So what have I learned in these three years since I started writing Footprints in the Air? What have I come to know to be true of journeys, love, and the durability of faith?

I have learned that the easiest part of a journey is loving the people and the spaces around you and the hardest part is take-off on a flight that carries you away. I have learned that the only way to find out the depths of my person and character is to continuously push my boundaries and to find the comforts in temporary discomforts. I know that even though I am constantly on the move, far away often from those I love and who truly love me, that the mutual love just grows in new ways–never disappearing or waning. I’ve danced smiling in rainstorms in red-dirt roads of developing worlds while learning new ways of living in this world. And I’ve sat holding the hands of others while crying over the pains that sweep across the world. I’ve learned that our understanding of love keeps growing and changing, and that who you love may too. I have learned to let go of people not meant for me and focus my strength on those who truly need me. I have learned that just sitting thoughtfully and silently in a moment is sometimes worth the same as a million phrases. And I know that I will never, ever stop being an eternal optimist, because hope is indeed the most beautiful feeling on this planet. I have a fount of hope and it will quench my thirst and remind me that faith is the most durable piece of hope that I carry on the days when I open up the news to see story after story of what happens when we create ‘others’ out of our brothers and sisters. These are a just a few of the things I have come to know to be true as I have traversed across the world, sharing in the stories of others. Knowing that one of my greatest powers is not just sharing in those stories, but retelling those stories so others may know.
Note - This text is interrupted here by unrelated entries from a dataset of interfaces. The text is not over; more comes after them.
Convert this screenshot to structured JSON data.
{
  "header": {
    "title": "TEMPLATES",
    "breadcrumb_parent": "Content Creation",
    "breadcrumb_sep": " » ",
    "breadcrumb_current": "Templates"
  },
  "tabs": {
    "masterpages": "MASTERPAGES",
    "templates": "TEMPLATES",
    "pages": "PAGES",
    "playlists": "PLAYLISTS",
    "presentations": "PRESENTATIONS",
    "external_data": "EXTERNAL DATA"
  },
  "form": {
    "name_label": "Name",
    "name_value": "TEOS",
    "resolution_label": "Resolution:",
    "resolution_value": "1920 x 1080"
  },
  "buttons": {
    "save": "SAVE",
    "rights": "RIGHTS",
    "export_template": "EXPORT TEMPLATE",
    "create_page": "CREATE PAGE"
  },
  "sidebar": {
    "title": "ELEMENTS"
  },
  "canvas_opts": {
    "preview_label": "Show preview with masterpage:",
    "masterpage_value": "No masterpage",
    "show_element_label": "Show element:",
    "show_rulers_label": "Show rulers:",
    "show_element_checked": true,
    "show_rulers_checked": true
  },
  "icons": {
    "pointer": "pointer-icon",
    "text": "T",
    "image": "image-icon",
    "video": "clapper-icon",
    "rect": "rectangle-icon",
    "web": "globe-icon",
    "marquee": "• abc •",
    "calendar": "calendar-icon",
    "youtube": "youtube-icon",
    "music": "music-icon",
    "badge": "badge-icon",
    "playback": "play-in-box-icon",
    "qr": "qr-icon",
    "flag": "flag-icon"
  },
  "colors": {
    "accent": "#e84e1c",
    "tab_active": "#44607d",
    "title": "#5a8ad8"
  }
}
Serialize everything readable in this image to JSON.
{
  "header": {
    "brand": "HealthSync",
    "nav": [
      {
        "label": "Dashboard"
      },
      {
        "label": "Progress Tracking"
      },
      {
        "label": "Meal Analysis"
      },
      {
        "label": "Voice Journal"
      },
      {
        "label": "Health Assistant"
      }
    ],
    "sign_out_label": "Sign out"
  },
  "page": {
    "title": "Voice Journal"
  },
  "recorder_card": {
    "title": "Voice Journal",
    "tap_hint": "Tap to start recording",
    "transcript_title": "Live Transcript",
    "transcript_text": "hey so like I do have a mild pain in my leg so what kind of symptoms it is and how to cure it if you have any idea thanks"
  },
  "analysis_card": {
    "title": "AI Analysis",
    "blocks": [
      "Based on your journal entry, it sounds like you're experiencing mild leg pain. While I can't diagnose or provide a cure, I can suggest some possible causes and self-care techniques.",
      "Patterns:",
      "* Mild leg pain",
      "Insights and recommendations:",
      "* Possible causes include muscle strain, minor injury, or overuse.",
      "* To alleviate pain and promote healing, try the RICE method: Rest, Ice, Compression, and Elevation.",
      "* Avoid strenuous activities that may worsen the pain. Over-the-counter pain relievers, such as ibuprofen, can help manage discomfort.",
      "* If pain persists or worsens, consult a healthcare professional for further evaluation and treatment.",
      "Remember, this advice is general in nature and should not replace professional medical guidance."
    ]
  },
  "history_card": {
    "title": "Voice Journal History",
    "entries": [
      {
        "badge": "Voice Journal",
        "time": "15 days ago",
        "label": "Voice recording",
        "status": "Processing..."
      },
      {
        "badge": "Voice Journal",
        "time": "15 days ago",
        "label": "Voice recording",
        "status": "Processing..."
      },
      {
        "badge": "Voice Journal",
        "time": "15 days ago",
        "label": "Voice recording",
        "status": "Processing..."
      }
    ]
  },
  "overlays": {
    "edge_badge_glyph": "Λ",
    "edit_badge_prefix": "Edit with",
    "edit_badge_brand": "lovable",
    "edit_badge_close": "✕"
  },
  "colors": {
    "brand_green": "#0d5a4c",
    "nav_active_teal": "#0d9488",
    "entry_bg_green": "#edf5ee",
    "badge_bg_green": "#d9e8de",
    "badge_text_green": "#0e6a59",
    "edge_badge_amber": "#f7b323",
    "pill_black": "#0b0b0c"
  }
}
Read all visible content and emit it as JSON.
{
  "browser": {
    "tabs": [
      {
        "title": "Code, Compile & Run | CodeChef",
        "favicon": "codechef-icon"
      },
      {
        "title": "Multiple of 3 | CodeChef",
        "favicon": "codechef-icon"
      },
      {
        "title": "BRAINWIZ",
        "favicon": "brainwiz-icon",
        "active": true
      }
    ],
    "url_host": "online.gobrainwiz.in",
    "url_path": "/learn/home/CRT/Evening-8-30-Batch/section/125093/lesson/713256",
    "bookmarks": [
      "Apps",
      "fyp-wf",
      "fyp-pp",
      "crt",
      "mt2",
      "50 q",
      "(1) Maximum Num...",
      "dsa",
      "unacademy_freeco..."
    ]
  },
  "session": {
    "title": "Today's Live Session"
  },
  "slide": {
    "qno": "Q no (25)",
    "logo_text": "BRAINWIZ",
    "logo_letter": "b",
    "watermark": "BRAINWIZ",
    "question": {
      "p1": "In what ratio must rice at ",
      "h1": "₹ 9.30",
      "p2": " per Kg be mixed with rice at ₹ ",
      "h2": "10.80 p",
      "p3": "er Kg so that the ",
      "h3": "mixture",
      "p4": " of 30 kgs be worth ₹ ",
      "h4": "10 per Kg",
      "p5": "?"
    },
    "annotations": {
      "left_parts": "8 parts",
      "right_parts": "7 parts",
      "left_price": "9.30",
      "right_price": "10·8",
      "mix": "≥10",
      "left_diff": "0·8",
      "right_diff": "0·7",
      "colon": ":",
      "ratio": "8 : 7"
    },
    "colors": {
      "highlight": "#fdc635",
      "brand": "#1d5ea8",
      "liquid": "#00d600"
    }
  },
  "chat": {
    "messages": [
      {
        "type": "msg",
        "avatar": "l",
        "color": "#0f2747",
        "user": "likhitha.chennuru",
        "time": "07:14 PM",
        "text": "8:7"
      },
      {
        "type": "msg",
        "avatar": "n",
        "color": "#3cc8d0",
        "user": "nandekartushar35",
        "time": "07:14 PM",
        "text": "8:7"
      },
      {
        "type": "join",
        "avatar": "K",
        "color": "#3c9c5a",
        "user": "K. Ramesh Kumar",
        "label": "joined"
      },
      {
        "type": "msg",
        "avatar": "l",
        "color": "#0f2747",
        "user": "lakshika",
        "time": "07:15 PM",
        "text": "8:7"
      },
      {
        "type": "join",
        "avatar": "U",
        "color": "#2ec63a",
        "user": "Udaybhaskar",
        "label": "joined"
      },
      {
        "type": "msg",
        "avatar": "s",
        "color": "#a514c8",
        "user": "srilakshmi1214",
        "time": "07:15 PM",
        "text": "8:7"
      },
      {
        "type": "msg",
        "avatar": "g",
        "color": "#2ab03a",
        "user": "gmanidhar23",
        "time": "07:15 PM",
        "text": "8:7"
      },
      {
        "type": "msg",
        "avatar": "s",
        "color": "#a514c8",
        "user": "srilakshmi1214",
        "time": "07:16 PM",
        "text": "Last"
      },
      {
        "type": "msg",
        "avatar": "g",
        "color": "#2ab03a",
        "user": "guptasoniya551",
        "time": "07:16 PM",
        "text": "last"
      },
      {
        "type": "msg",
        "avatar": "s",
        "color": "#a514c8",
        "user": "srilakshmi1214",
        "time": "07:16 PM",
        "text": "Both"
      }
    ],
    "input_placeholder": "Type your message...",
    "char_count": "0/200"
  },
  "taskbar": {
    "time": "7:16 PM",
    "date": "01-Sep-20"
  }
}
I will continue to write. I will continue to share my thoughts on the things that make my heart beat and my thoughts race, and I will share them even when those around me may push back in disagreement. Dialogue is the only way to peace. And most of all, I will keep writing for those who have ever felt even thee slightest bit the same ways that I have felt.